To convey and question the meaning of citizenship in modern nation-states.


1. Describe the genealogy of the concept of citizenship

2. Discuss citizenship as a set of rights in addition to a status

3. Identify changes in citizenship policies that were unleashed by processes of immigration and globalization


1. Understand the world, their country, their society, as well as themselves and have awareness of ethical problems, social rights, values and responsibility to the self and to others. 5

2. Understand different disciplines from natural and social sciences to mathematics and art, and develop interdisciplinary approaches in thinking and practice. 1

3. Think critically, follow innovations and developments in science and technology, demonstrate personal and organizational entrepreneurship and engage in life-long learning in various subjects. 1

4. Communicate effectively in Turkish and English by oral, written, graphical and technological means. 5

5. Take individual and team responsibility, function effectively and respectively as an individual and a member or a leader of a team; and have the skills to work effectively in multi-disciplinary teams. 5

1. Develop knowledge of theories, concepts, and research methods in humanities and social sciences. 5

2. Assess how global, national and regional developments affect society. 5
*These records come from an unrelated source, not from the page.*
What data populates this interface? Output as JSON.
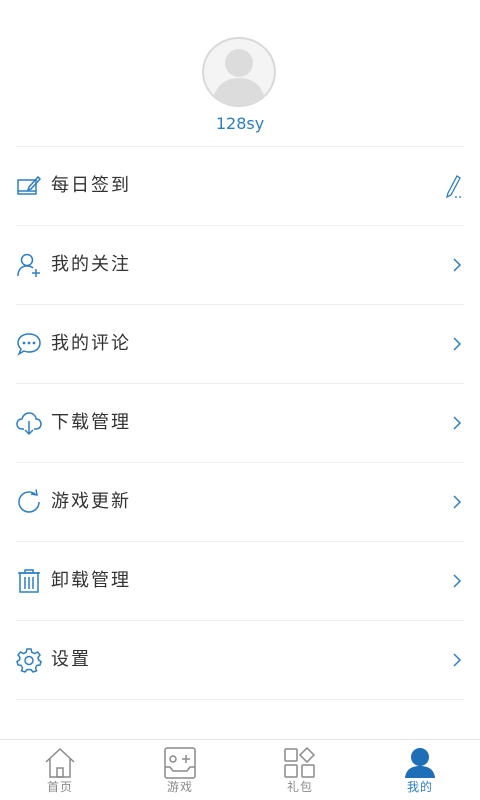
{
  "profile": {
    "username": "128sy"
  },
  "menu": {
    "items": [
      {
        "label": "每日签到",
        "icon": "sign-in-icon",
        "trailing": "pencil-icon"
      },
      {
        "label": "我的关注",
        "icon": "user-follow-icon",
        "trailing": "chevron-right-icon"
      },
      {
        "label": "我的评论",
        "icon": "comment-bubble-icon",
        "trailing": "chevron-right-icon"
      },
      {
        "label": "下载管理",
        "icon": "cloud-download-icon",
        "trailing": "chevron-right-icon"
      },
      {
        "label": "游戏更新",
        "icon": "refresh-icon",
        "trailing": "chevron-right-icon"
      },
      {
        "label": "卸载管理",
        "icon": "trash-icon",
        "trailing": "chevron-right-icon"
      },
      {
        "label": "设置",
        "icon": "gear-icon",
        "trailing": "chevron-right-icon"
      }
    ]
  },
  "tabbar": {
    "tabs": [
      {
        "label": "首页",
        "icon": "home-icon",
        "active": false
      },
      {
        "label": "游戏",
        "icon": "gamepad-icon",
        "active": false
      },
      {
        "label": "礼包",
        "icon": "grid-apps-icon",
        "active": false
      },
      {
        "label": "我的",
        "icon": "person-icon",
        "active": true
      }
    ]
  },
  "colors": {
    "accent": "#2d7ec4",
    "text": "#333333",
    "divider": "#eeeeee",
    "tab_inactive": "#8a8a8a"
  }
}
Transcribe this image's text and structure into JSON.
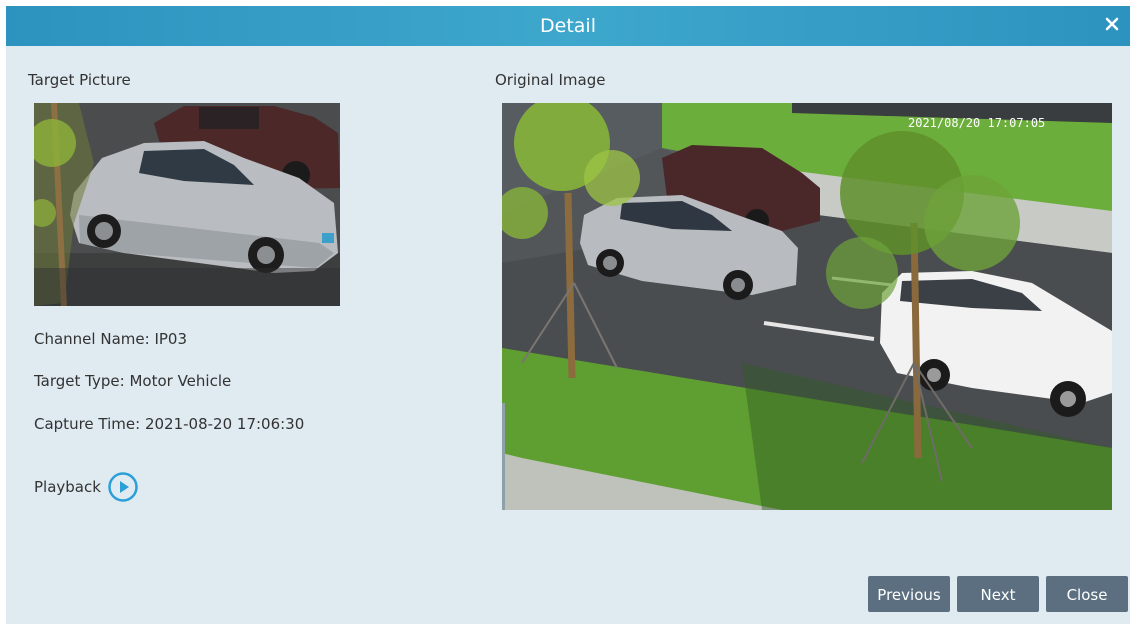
{
  "dialog": {
    "title": "Detail",
    "close_icon": "close-icon"
  },
  "target_section": {
    "label": "Target Picture"
  },
  "original_section": {
    "label": "Original Image",
    "timestamp_overlay": "2021/08/20 17:07:05"
  },
  "info": {
    "channel_label": "Channel Name:",
    "channel_value": "IP03",
    "type_label": "Target Type:",
    "type_value": "Motor Vehicle",
    "time_label": "Capture Time:",
    "time_value": "2021-08-20 17:06:30"
  },
  "playback": {
    "label": "Playback",
    "icon": "play-circle-icon",
    "accent": "#2a9fd8"
  },
  "buttons": {
    "previous": "Previous",
    "next": "Next",
    "close": "Close"
  },
  "colors": {
    "title_bar": "#3aa0c9",
    "dialog_bg": "#dfeaf1",
    "button_bg": "#5b6f80"
  }
}
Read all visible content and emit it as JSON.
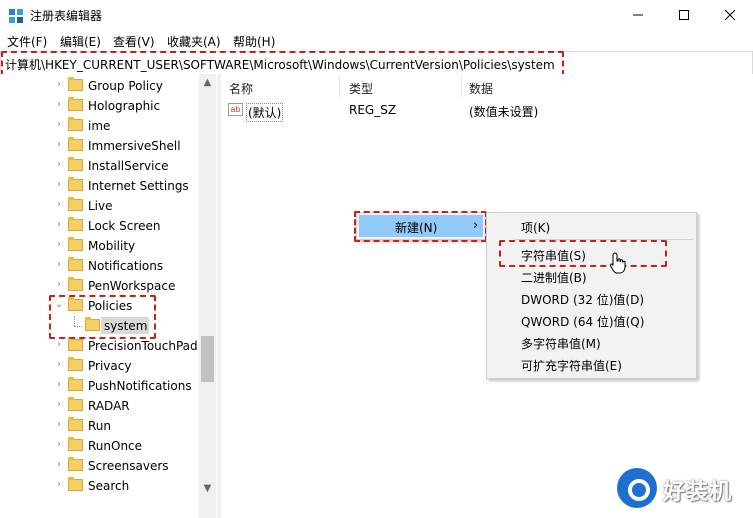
{
  "window": {
    "title": "注册表编辑器"
  },
  "menu": [
    "文件(F)",
    "编辑(E)",
    "查看(V)",
    "收藏夹(A)",
    "帮助(H)"
  ],
  "address": "计算机\\HKEY_CURRENT_USER\\SOFTWARE\\Microsoft\\Windows\\CurrentVersion\\Policies\\system",
  "tree": [
    {
      "label": "Group Policy",
      "expanded": false
    },
    {
      "label": "Holographic",
      "expanded": false
    },
    {
      "label": "ime",
      "expanded": false
    },
    {
      "label": "ImmersiveShell",
      "expanded": false
    },
    {
      "label": "InstallService",
      "expanded": false
    },
    {
      "label": "Internet Settings",
      "expanded": false
    },
    {
      "label": "Live",
      "expanded": false
    },
    {
      "label": "Lock Screen",
      "expanded": false
    },
    {
      "label": "Mobility",
      "expanded": false
    },
    {
      "label": "Notifications",
      "expanded": false
    },
    {
      "label": "PenWorkspace",
      "expanded": false
    },
    {
      "label": "Policies",
      "expanded": true
    },
    {
      "label": "system",
      "child": true,
      "selected": true
    },
    {
      "label": "PrecisionTouchPad",
      "expanded": false
    },
    {
      "label": "Privacy",
      "expanded": false
    },
    {
      "label": "PushNotifications",
      "expanded": false
    },
    {
      "label": "RADAR",
      "expanded": false
    },
    {
      "label": "Run",
      "expanded": false
    },
    {
      "label": "RunOnce",
      "expanded": false
    },
    {
      "label": "Screensavers",
      "expanded": false
    },
    {
      "label": "Search",
      "expanded": false
    }
  ],
  "list": {
    "headers": {
      "name": "名称",
      "type": "类型",
      "data": "数据"
    },
    "rows": [
      {
        "icon": "ab",
        "name": "(默认)",
        "type": "REG_SZ",
        "data": "(数值未设置)"
      }
    ]
  },
  "context_menu": {
    "new_label": "新建(N)",
    "arrow": "›"
  },
  "submenu": [
    "项(K)",
    "字符串值(S)",
    "二进制值(B)",
    "DWORD (32 位)值(D)",
    "QWORD (64 位)值(Q)",
    "多字符串值(M)",
    "可扩充字符串值(E)"
  ],
  "watermark": {
    "text": "好装机"
  },
  "colors": {
    "highlight_dash": "#c8201b",
    "menu_hover": "#91c9f7",
    "folder": "#f5cf63"
  }
}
3. Know how to access and evaluate data from various sources of information. 2

1. Understand and follow changes in patterns of political behavior, ideas and structures. 5

2. Develop the ability to make logical inferences about social and political issues on the basis of comparative and historical knowledge. 5

1. Analyze global affairs from international relations and economics perspectives.

2. Demonstrate theoretical and practical knowledge of the international affairs.

3. Compete for increasing opportunities in careers within the newly emerging global institutions.

4. Evaluate the international political events and present their views and positions on international affairs with advanced oral and written skills.


  Percentage (%)
Midterm 35
Exam 35
Homework 30



Philip Spencer and Howard Wollman, Nationalism: A Critical Introduction (London, Thousand Oaks, New Delhi: Sage Publications, 2002).

Ronald Beiner (ed), Theorizing Citizenship (Albany: State University of New York Press, 1995).

Christian Joppke, Citizenship and Immigration, (Malden, MA: Polity Press, 2010)

A reading package that can be obtained from the Copy Center.